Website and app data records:
_ _ _ _ _

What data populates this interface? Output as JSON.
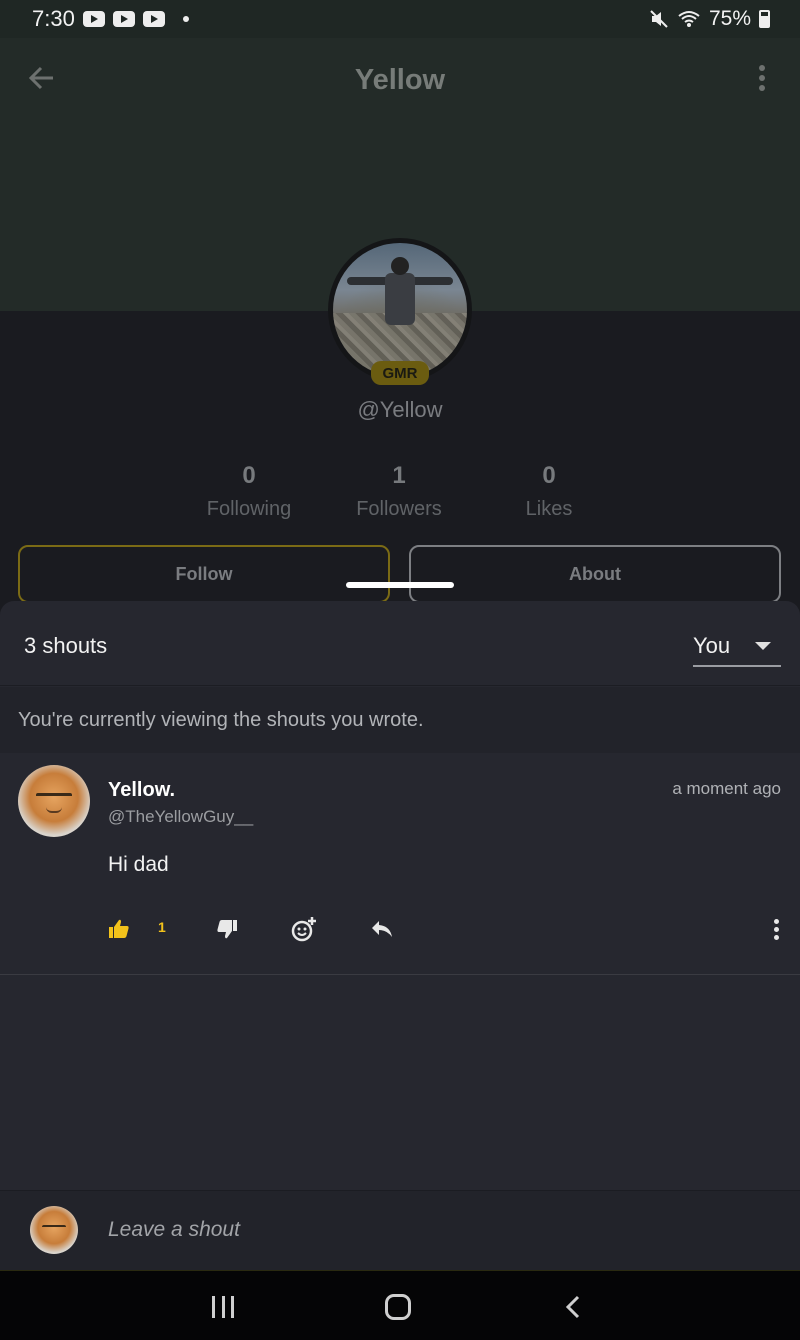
{
  "status_bar": {
    "time": "7:30",
    "battery": "75%"
  },
  "header": {
    "title": "Yellow",
    "back_icon": "arrow-left-icon",
    "menu_icon": "more-vertical-icon"
  },
  "profile": {
    "badge": "GMR",
    "handle": "@Yellow",
    "stats": [
      {
        "value": "0",
        "label": "Following"
      },
      {
        "value": "1",
        "label": "Followers"
      },
      {
        "value": "0",
        "label": "Likes"
      }
    ],
    "follow_label": "Follow",
    "about_label": "About"
  },
  "shouts": {
    "count_label": "3 shouts",
    "filter_value": "You",
    "notice": "You're currently viewing the shouts you wrote.",
    "posts": [
      {
        "name": "Yellow.",
        "handle": "@TheYellowGuy__",
        "time": "a moment ago",
        "text": "Hi dad",
        "likes": "1"
      }
    ],
    "composer_placeholder": "Leave a shout"
  },
  "colors": {
    "accent": "#f2c21b",
    "follow_border": "#7b6b15",
    "sheet_bg": "#26272f"
  }
}
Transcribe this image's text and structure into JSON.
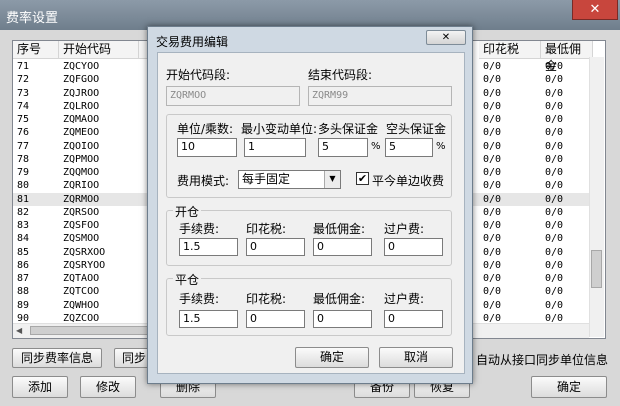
{
  "window": {
    "title": "费率设置",
    "close_glyph": "✕"
  },
  "table": {
    "headers": [
      "序号",
      "开始代码",
      "",
      "印花税",
      "最低佣金"
    ],
    "rows": [
      {
        "no": "71",
        "code": "ZQCYOO",
        "stamp": "0/0",
        "min": "0/0"
      },
      {
        "no": "72",
        "code": "ZQFGOO",
        "stamp": "0/0",
        "min": "0/0"
      },
      {
        "no": "73",
        "code": "ZQJROO",
        "stamp": "0/0",
        "min": "0/0"
      },
      {
        "no": "74",
        "code": "ZQLROO",
        "stamp": "0/0",
        "min": "0/0"
      },
      {
        "no": "75",
        "code": "ZQMAOO",
        "stamp": "0/0",
        "min": "0/0"
      },
      {
        "no": "76",
        "code": "ZQMEOO",
        "stamp": "0/0",
        "min": "0/0"
      },
      {
        "no": "77",
        "code": "ZQOIOO",
        "stamp": "0/0",
        "min": "0/0"
      },
      {
        "no": "78",
        "code": "ZQPMOO",
        "stamp": "0/0",
        "min": "0/0"
      },
      {
        "no": "79",
        "code": "ZQQMOO",
        "stamp": "0/0",
        "min": "0/0"
      },
      {
        "no": "80",
        "code": "ZQRIOO",
        "stamp": "0/0",
        "min": "0/0"
      },
      {
        "no": "81",
        "code": "ZQRMOO",
        "stamp": "0/0",
        "min": "0/0"
      },
      {
        "no": "82",
        "code": "ZQRSOO",
        "stamp": "0/0",
        "min": "0/0"
      },
      {
        "no": "83",
        "code": "ZQSFOO",
        "stamp": "0/0",
        "min": "0/0"
      },
      {
        "no": "84",
        "code": "ZQSMOO",
        "stamp": "0/0",
        "min": "0/0"
      },
      {
        "no": "85",
        "code": "ZQSRXOO",
        "stamp": "0/0",
        "min": "0/0"
      },
      {
        "no": "86",
        "code": "ZQSRYOO",
        "stamp": "0/0",
        "min": "0/0"
      },
      {
        "no": "87",
        "code": "ZQTAOO",
        "stamp": "0/0",
        "min": "0/0"
      },
      {
        "no": "88",
        "code": "ZQTCOO",
        "stamp": "0/0",
        "min": "0/0"
      },
      {
        "no": "89",
        "code": "ZQWHOO",
        "stamp": "0/0",
        "min": "0/0"
      },
      {
        "no": "90",
        "code": "ZQZCOO",
        "stamp": "0/0",
        "min": "0/0"
      }
    ],
    "selected_index": 10
  },
  "buttons_row1": {
    "sync_rate": "同步费率信息",
    "sync_other": "同步",
    "auto_sync": "自动从接口同步单位信息"
  },
  "buttons_row2": {
    "add": "添加",
    "modify": "修改",
    "delete": "删除",
    "save": "备份",
    "restore": "恢复",
    "ok": "确定"
  },
  "dialog": {
    "title": "交易费用编辑",
    "close_glyph": "✕",
    "start_code_label": "开始代码段:",
    "end_code_label": "结束代码段:",
    "start_code": "ZQRMOO",
    "end_code": "ZQRM99",
    "unit_label": "单位/乘数:",
    "tick_label": "最小变动单位:",
    "long_margin_label": "多头保证金",
    "short_margin_label": "空头保证金",
    "unit": "10",
    "tick": "1",
    "long_margin": "5",
    "short_margin": "5",
    "percent": "%",
    "fee_mode_label": "费用模式:",
    "fee_mode": "每手固定",
    "close_today_label": "平今单边收费",
    "close_today_checked": true,
    "open": {
      "title": "开仓",
      "fee_label": "手续费:",
      "stamp_label": "印花税:",
      "min_label": "最低佣金:",
      "transfer_label": "过户费:",
      "fee": "1.5",
      "stamp": "0",
      "min": "0",
      "transfer": "0"
    },
    "close": {
      "title": "平仓",
      "fee_label": "手续费:",
      "stamp_label": "印花税:",
      "min_label": "最低佣金:",
      "transfer_label": "过户费:",
      "fee": "1.5",
      "stamp": "0",
      "min": "0",
      "transfer": "0"
    },
    "ok_label": "确定",
    "cancel_label": "取消"
  }
}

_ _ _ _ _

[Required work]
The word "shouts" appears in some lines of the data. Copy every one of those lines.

[Solution to this task]
  "shouts": {
    "count_label": "3 shouts",
    "notice": "You're currently viewing the shouts you wrote.",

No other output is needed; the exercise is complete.